Due to language specifics, kana is a calligraphy style practiced only in Japan. It is an incredibly charming, graceful, and delicate script. Kana text flowing through a page of paper, be it pure white or even lavishly ornamental, resembles a translucent thread of incense smoke gently climbing in the still air, bouncing off its small particles like in a fantasy dream. Just by looking at a kana masterpiece, even without knowing or understanding its meaning, one can shed a tear of aesthetical appreciation.

Kana demands of an artist a vast knowledge of cursive script (草書, sousho). In calligraphy, student progresses from standard script (楷書, kaisho) and clerical script (隷書, reisho) to semi-cursive (行書, gyousho), and finally to cursive script. It may take a few years of diligent practice until one is ready to begin studies of kana. Further, kana requires a great control of the brush as it is held by the fingertips at the end of the shaft by means of the hanging arm technique (懸肘, kenwan), with the elbow suspended in the air. Since calligraphy ought to be written with the very tip of the brush, a microscopic movement of the wrist can apply drastic changes in the appearance of the line. Studies of kana and kanji are usually separate subjects in calligraphy. Mastery of both is difficult to impossible, and definitely takes up an entire lifetime.

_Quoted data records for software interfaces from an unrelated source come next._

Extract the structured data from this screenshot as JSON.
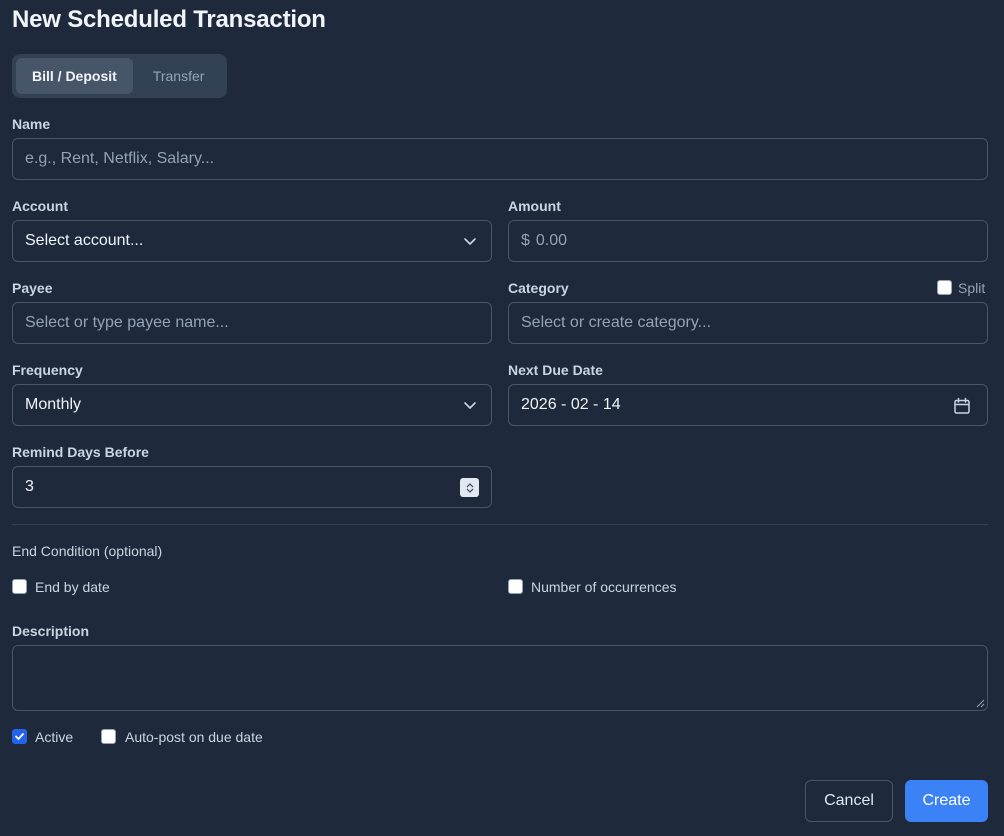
{
  "dialog": {
    "title": "New Scheduled Transaction"
  },
  "type_toggle": {
    "options": [
      "Bill / Deposit",
      "Transfer"
    ],
    "selected": "Bill / Deposit"
  },
  "fields": {
    "name": {
      "label": "Name",
      "value": "",
      "placeholder": "e.g., Rent, Netflix, Salary..."
    },
    "account": {
      "label": "Account",
      "value": "Select account..."
    },
    "amount": {
      "label": "Amount",
      "currency_symbol": "$",
      "placeholder": "0.00",
      "value": ""
    },
    "payee": {
      "label": "Payee",
      "placeholder": "Select or type payee name...",
      "value": ""
    },
    "category": {
      "label": "Category",
      "placeholder": "Select or create category...",
      "value": "",
      "split_label": "Split",
      "split_checked": false
    },
    "frequency": {
      "label": "Frequency",
      "value": "Monthly"
    },
    "next_due_date": {
      "label": "Next Due Date",
      "value": "2026 - 02 - 14"
    },
    "remind_days_before": {
      "label": "Remind Days Before",
      "value": "3"
    }
  },
  "end_condition": {
    "label": "End Condition (optional)",
    "end_by_date": {
      "label": "End by date",
      "checked": false
    },
    "occurrences": {
      "label": "Number of occurrences",
      "checked": false
    }
  },
  "description": {
    "label": "Description",
    "value": ""
  },
  "options": {
    "active": {
      "label": "Active",
      "checked": true
    },
    "auto_post": {
      "label": "Auto-post on due date",
      "checked": false
    }
  },
  "actions": {
    "cancel": "Cancel",
    "create": "Create"
  },
  "colors": {
    "background": "#1e293b",
    "accent": "#3b82f6",
    "border": "#475569"
  }
}
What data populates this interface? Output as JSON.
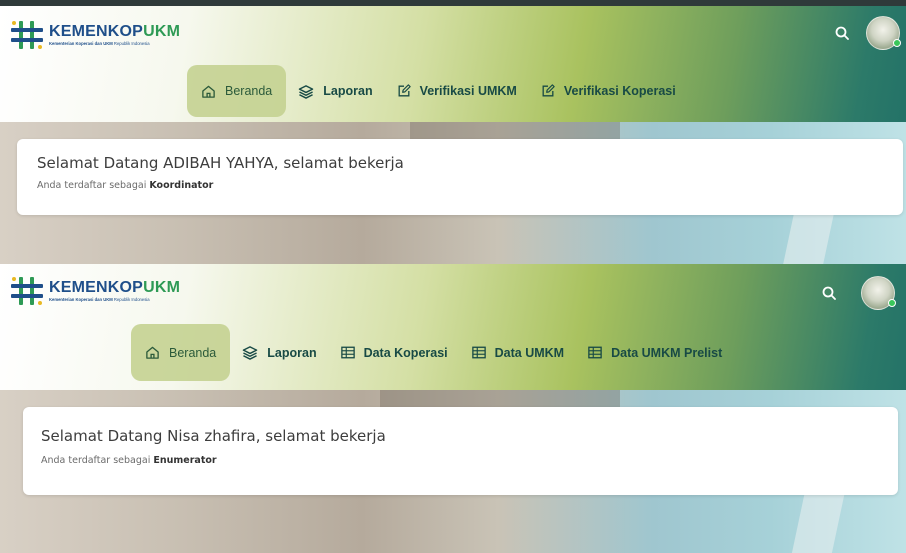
{
  "brand": {
    "name_part1": "KEMENKOP",
    "name_part2": "UKM",
    "tagline_part1": "Kementerian Koperasi dan UKM",
    "tagline_part2": " Republik Indonesia"
  },
  "icons": {
    "search": "search-icon",
    "home": "home-icon",
    "layers": "layers-icon",
    "edit": "edit-icon",
    "table": "table-icon"
  },
  "colors": {
    "nav_text": "#184a45",
    "active_bg": "#c4d191",
    "status_online": "#39c65a"
  },
  "screens": [
    {
      "nav": [
        {
          "label": "Beranda",
          "icon": "home-icon",
          "active": true
        },
        {
          "label": "Laporan",
          "icon": "layers-icon",
          "active": false
        },
        {
          "label": "Verifikasi UMKM",
          "icon": "edit-icon",
          "active": false
        },
        {
          "label": "Verifikasi Koperasi",
          "icon": "edit-icon",
          "active": false
        }
      ],
      "welcome": {
        "title": "Selamat Datang ADIBAH YAHYA, selamat bekerja",
        "subtitle_prefix": "Anda terdaftar sebagai ",
        "role": "Koordinator"
      }
    },
    {
      "nav": [
        {
          "label": "Beranda",
          "icon": "home-icon",
          "active": true
        },
        {
          "label": "Laporan",
          "icon": "layers-icon",
          "active": false
        },
        {
          "label": "Data Koperasi",
          "icon": "table-icon",
          "active": false
        },
        {
          "label": "Data UMKM",
          "icon": "table-icon",
          "active": false
        },
        {
          "label": "Data UMKM Prelist",
          "icon": "table-icon",
          "active": false
        }
      ],
      "welcome": {
        "title": "Selamat Datang Nisa zhafira, selamat bekerja",
        "subtitle_prefix": "Anda terdaftar sebagai ",
        "role": "Enumerator"
      }
    }
  ]
}
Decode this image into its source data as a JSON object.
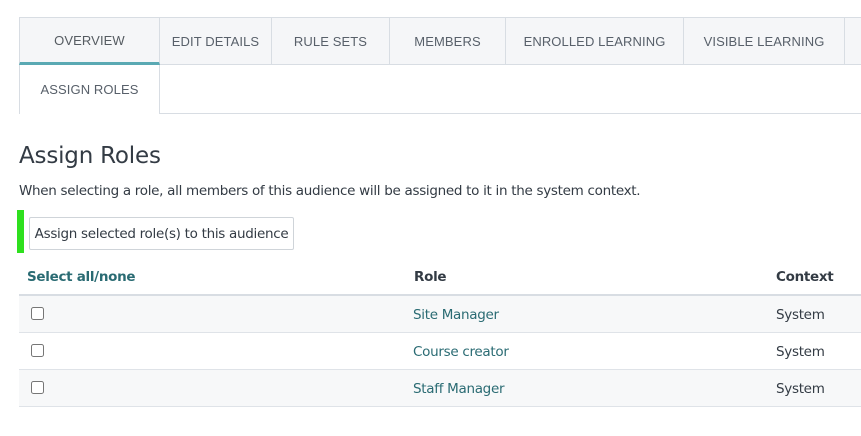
{
  "tabs": {
    "row1": [
      {
        "label": "OVERVIEW",
        "active": true
      },
      {
        "label": "EDIT DETAILS"
      },
      {
        "label": "RULE SETS"
      },
      {
        "label": "MEMBERS"
      },
      {
        "label": "ENROLLED LEARNING"
      },
      {
        "label": "VISIBLE LEARNING"
      }
    ],
    "row2": [
      {
        "label": "ASSIGN ROLES"
      }
    ]
  },
  "page": {
    "title": "Assign Roles",
    "description": "When selecting a role, all members of this audience will be assigned to it in the system context.",
    "assign_button": "Assign selected role(s) to this audience"
  },
  "table": {
    "headers": {
      "select": "Select all/none",
      "role": "Role",
      "context": "Context"
    },
    "rows": [
      {
        "role": "Site Manager",
        "context": "System",
        "checked": false
      },
      {
        "role": "Course creator",
        "context": "System",
        "checked": false
      },
      {
        "role": "Staff Manager",
        "context": "System",
        "checked": false
      }
    ]
  },
  "colors": {
    "accent": "#5aa9b3",
    "link": "#2a6b73",
    "highlight": "#2ee01e"
  }
}
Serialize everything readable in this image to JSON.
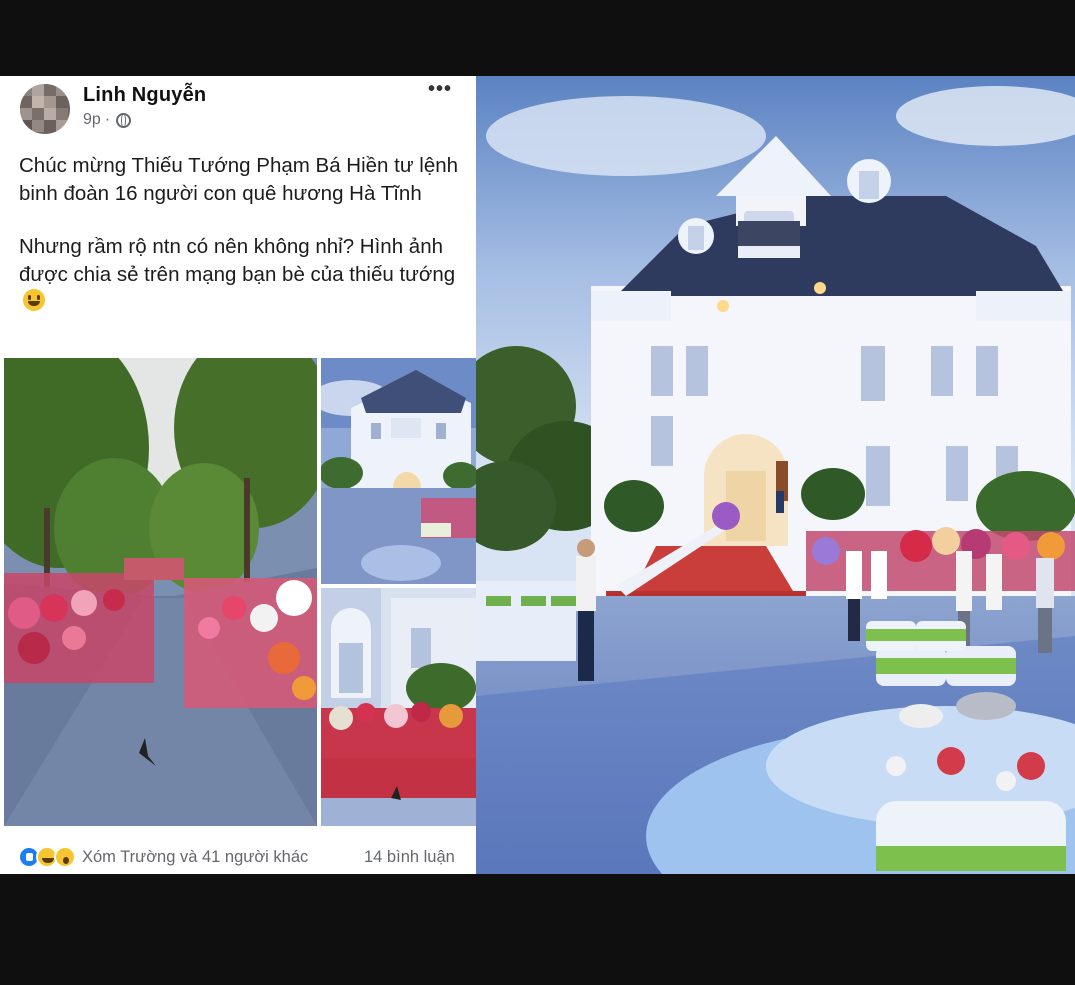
{
  "post": {
    "author": "Linh Nguyễn",
    "time": "9p",
    "separator": "·",
    "menu": "•••",
    "paragraph1": "Chúc mừng Thiếu Tướng Phạm Bá Hiền tư lệnh binh đoàn 16 người con quê hương Hà Tĩnh",
    "paragraph2": "Nhưng rầm rộ ntn có nên không nhỉ? Hình ảnh được chia sẻ trên mạng bạn bè của thiếu tướng"
  },
  "footer": {
    "reactions_text": "Xóm Trường và 41 người khác",
    "comments_text": "14 bình luận",
    "reaction_icons": [
      "like-icon",
      "haha-icon",
      "wow-icon"
    ]
  },
  "colors": {
    "reaction_like": "#1d7df2",
    "reaction_emoji": "#f7c531",
    "meta_text": "#65676b"
  }
}
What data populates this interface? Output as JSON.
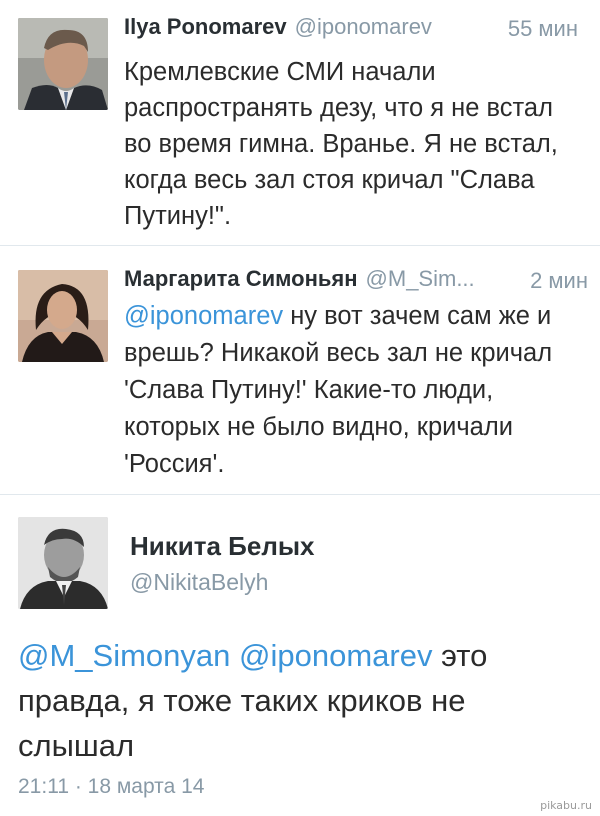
{
  "tweets": [
    {
      "name": "Ilya Ponomarev",
      "handle": "@iponomarev",
      "time": "55 мин",
      "text": "Кремлевские СМИ начали распространять дезу, что я не встал во время гимна. Вранье. Я не встал, когда весь зал стоя кричал \"Слава Путину!\"."
    },
    {
      "name": "Маргарита Симоньян",
      "handle": "@M_Sim...",
      "time": "2 мин",
      "mention": "@iponomarev",
      "text": " ну вот зачем сам же и врешь? Никакой весь зал не кричал 'Слава Путину!' Какие-то люди, которых не было видно, кричали 'Россия'."
    },
    {
      "name": "Никита Белых",
      "handle": "@NikitaBelyh",
      "mention1": "@M_Simonyan",
      "mention2": "@iponomarev",
      "text": " это правда, я тоже таких криков не слышал",
      "meta": "21:11 · 18 марта 14"
    }
  ],
  "watermark": "pikabu.ru",
  "colors": {
    "mention": "#3b94d9",
    "muted": "#8899a6",
    "divider": "#e1e8ed"
  }
}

The most famous work and at the same time the first novel in kana is The Tale of Genji (源氏物語, Genji Monogatari), attributed to the Japanese noblewoman, Murasaki Shikibu (紫式部; c. 973 – c. 1014 or 1025). It is often referred to as the world’s first novel. The Tale of Genji is about the life of the emperor’s son. A fragment of the text appeared on a year-2000 Japanese Yen banknote, issued for the occasion of celebrating the second millennium.